Input data START

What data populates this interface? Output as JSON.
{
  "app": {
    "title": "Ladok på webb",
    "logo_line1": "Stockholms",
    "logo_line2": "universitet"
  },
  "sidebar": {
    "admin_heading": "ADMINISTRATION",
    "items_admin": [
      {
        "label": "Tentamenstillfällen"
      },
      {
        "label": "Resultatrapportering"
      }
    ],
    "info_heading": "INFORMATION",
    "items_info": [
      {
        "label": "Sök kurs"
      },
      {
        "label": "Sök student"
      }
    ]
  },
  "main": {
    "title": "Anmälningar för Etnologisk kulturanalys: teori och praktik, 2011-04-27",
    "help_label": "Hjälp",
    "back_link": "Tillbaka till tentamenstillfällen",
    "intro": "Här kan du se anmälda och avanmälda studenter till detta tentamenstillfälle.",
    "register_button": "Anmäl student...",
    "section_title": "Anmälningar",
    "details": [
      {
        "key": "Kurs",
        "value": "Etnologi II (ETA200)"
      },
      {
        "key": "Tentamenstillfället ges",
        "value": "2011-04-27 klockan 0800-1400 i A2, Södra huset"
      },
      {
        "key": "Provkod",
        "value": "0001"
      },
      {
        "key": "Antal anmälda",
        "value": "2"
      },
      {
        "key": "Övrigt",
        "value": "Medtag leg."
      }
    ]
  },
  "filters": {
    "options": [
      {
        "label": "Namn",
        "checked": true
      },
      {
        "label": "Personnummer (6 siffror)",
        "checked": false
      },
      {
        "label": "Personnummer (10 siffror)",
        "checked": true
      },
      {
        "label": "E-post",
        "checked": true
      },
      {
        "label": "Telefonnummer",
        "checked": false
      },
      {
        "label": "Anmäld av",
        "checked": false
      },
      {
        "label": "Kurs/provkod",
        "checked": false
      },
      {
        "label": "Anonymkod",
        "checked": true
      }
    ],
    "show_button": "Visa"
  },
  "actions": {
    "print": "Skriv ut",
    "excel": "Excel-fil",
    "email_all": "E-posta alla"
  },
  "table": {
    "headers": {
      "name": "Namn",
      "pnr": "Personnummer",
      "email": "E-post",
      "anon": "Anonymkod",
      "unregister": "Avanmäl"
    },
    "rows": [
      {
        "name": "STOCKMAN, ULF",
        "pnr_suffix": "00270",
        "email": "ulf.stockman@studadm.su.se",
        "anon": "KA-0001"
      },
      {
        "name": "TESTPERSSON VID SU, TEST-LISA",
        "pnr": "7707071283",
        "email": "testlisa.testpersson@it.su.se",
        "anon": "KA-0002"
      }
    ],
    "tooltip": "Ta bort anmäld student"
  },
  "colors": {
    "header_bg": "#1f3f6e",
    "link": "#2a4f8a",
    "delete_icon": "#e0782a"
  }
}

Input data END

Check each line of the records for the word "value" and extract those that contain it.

_Solution to the problem_
        "value": "Etnologi II (ETA200)"
        "value": "2011-04-27 klockan 0800-1400 i A2, Södra huset"
        "value": "0001"
        "value": "2"
        "value": "Medtag leg."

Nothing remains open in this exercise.